I am not sure if you are aware of this, but I offer consulting for homeschool families and would be glad to help. I can offer ideas, discuss various curricula, look at your schedule, etc. My fee is $25.00 for a 30 minute Zoom conference. You can email me if you are interested, this does not include any legal or medical advice since that is not my area of expertise. I am neither a lawyer or a medical professional nor did I ever play the part of one. You can email me at: In the subject line write Educational Consultation.

Finding Joy in Homeschooling

It’s sooo easy to lose your joy when your school day is not going well and your student is not cooperating. Let me reassure you that alllll of us have days and sometimes weeks of feeling stuck and not much learning is taking place. But, the truth of the matter is, progress is happening, learning is taking place. Here are four things that help me when I need to bring back joy in my life.

What brings a smile to your face? Take time to do that! Is it reading a book, reading your Bible? Snuggling with your child? Cooking? Drinking a cup of coffee? Playing your favorite song? It doesn’t require a lot of time, but it is worth it to get recharged and “find your happy spot”.

Look back since the beginning of the year. Where do you see progress? Is your child reading better? Getting faster with their math facts? Writing more? Paying attention more? You may not be seeing huge leaps, but small steps bring progress too! This aways helped me to see that we really were further along than I thought. Think on the good things that are happening.

Take a Break- Everyone gets burned out and that includes you! If the math lesson is going badly, stop before you reach the point of no return and everyone is upset. Can you quit teaching math for the year, no. But, you can put it aside and come back to it tomorrow. If you have a younger student then you could work on another concept such as measurement and incorporate baking. If you have an older student you will need to continue on, but can you find a teaching video that could help explain the concept.

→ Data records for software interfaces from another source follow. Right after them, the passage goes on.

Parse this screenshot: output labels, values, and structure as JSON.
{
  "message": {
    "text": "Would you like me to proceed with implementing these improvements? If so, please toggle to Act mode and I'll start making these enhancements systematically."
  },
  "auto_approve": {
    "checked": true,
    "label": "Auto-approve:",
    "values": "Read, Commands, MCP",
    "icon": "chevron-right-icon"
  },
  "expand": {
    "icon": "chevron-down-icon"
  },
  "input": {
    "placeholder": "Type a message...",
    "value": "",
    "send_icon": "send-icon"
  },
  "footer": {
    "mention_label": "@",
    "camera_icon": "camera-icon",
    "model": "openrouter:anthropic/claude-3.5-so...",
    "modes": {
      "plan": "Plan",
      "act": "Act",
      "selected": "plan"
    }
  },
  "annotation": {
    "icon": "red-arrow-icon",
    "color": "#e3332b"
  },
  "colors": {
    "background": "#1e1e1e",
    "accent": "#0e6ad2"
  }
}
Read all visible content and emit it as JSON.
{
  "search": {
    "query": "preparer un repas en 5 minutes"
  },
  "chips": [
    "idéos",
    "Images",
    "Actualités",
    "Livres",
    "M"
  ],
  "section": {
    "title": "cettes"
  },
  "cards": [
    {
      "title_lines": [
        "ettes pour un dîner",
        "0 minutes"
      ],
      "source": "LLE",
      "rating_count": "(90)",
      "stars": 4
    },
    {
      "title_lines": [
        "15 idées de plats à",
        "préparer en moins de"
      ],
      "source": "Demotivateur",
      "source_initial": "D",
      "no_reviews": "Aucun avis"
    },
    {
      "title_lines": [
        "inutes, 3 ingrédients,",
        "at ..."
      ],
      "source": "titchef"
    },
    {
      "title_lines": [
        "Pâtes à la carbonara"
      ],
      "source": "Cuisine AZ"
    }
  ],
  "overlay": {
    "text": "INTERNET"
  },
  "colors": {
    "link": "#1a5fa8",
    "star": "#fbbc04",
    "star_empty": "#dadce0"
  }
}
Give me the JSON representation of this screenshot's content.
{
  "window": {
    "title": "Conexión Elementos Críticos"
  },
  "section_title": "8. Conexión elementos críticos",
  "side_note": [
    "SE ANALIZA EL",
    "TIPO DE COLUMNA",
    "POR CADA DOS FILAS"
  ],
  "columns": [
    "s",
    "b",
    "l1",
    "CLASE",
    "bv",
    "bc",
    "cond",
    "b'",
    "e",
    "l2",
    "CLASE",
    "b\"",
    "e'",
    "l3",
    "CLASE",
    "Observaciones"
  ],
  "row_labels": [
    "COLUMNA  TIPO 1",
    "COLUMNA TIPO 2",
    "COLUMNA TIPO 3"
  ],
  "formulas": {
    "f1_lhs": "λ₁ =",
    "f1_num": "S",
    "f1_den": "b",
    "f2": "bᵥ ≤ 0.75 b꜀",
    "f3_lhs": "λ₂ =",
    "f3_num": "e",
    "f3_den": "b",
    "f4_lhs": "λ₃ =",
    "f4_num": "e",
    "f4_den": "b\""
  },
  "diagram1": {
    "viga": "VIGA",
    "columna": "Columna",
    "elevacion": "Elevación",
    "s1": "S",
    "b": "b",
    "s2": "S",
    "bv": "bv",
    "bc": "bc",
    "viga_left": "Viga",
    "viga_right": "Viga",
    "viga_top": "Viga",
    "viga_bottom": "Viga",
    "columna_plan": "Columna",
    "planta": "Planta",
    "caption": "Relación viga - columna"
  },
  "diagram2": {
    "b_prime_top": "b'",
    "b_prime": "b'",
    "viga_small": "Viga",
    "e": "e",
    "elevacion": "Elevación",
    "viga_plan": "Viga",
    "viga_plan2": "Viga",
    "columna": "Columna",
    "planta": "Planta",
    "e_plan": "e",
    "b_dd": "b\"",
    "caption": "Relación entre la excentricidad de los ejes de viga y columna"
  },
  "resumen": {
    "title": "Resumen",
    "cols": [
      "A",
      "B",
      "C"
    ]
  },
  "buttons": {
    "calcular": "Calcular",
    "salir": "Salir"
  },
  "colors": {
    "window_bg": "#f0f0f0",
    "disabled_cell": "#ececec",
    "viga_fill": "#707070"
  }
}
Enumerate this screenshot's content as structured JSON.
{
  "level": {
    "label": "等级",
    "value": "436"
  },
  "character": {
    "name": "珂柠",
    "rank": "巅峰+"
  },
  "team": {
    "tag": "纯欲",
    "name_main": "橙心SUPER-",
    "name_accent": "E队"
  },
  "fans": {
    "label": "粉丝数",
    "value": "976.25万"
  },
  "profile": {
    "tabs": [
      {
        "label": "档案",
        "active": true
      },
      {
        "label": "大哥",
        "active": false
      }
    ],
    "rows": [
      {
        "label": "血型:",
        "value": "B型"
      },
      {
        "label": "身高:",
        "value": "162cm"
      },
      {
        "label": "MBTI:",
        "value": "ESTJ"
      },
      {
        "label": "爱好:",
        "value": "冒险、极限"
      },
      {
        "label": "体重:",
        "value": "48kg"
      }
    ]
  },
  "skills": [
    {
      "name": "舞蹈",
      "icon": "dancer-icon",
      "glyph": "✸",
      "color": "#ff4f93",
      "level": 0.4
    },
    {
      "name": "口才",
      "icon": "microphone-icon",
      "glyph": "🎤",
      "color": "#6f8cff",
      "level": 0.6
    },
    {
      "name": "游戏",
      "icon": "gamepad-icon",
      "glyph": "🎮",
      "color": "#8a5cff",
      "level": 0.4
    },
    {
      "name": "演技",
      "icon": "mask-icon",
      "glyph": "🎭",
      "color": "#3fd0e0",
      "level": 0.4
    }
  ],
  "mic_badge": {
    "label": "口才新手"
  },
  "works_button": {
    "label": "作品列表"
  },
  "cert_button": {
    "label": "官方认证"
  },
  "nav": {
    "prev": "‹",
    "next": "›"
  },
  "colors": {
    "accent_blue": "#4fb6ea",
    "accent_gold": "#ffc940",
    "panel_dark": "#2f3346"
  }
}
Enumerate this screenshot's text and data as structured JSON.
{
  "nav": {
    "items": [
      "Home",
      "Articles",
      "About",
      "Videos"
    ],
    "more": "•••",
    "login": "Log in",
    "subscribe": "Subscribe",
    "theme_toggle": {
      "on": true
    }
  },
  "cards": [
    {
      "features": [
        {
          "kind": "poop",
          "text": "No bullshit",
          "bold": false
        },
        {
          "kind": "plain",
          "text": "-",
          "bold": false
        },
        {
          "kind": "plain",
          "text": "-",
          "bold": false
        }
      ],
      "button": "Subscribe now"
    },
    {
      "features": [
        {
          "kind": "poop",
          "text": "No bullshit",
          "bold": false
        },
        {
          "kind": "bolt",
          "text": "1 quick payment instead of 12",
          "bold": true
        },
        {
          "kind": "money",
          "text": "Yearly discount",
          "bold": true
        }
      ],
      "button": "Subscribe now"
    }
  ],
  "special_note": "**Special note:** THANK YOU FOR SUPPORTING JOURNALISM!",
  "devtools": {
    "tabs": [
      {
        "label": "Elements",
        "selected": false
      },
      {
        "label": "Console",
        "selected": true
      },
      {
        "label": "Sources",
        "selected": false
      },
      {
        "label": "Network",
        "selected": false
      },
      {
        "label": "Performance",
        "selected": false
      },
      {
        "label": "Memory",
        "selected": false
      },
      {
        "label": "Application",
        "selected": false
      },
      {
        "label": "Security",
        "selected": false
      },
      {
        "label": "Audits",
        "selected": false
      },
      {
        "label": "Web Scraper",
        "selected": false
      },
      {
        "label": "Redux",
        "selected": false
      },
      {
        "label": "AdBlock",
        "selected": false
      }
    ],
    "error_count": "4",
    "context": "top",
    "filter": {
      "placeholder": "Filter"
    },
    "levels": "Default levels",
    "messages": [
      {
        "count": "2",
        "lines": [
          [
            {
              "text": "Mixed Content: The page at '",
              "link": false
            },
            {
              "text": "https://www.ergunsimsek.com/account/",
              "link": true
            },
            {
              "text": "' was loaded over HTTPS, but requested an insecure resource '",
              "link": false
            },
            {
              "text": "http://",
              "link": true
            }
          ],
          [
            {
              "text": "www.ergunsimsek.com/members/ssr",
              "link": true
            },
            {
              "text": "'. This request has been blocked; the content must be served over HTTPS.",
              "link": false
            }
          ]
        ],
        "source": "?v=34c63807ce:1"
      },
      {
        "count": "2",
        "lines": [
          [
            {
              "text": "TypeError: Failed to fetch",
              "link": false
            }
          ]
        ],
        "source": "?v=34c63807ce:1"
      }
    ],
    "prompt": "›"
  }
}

Reach out to someone who supports you. Truth: homeschooling is hard and there are days you need a pep talk. I hope you have someone and if you don’t, let me encourage you. You can do this, you know your child better than anyone else. You can challenge them to excel in ways a classroom teacher can’t since you know their strengths, areas they need to work on, and what motivates them. I believe in you and have great respect for you homeschooling.

Have a great week! ~Lisa~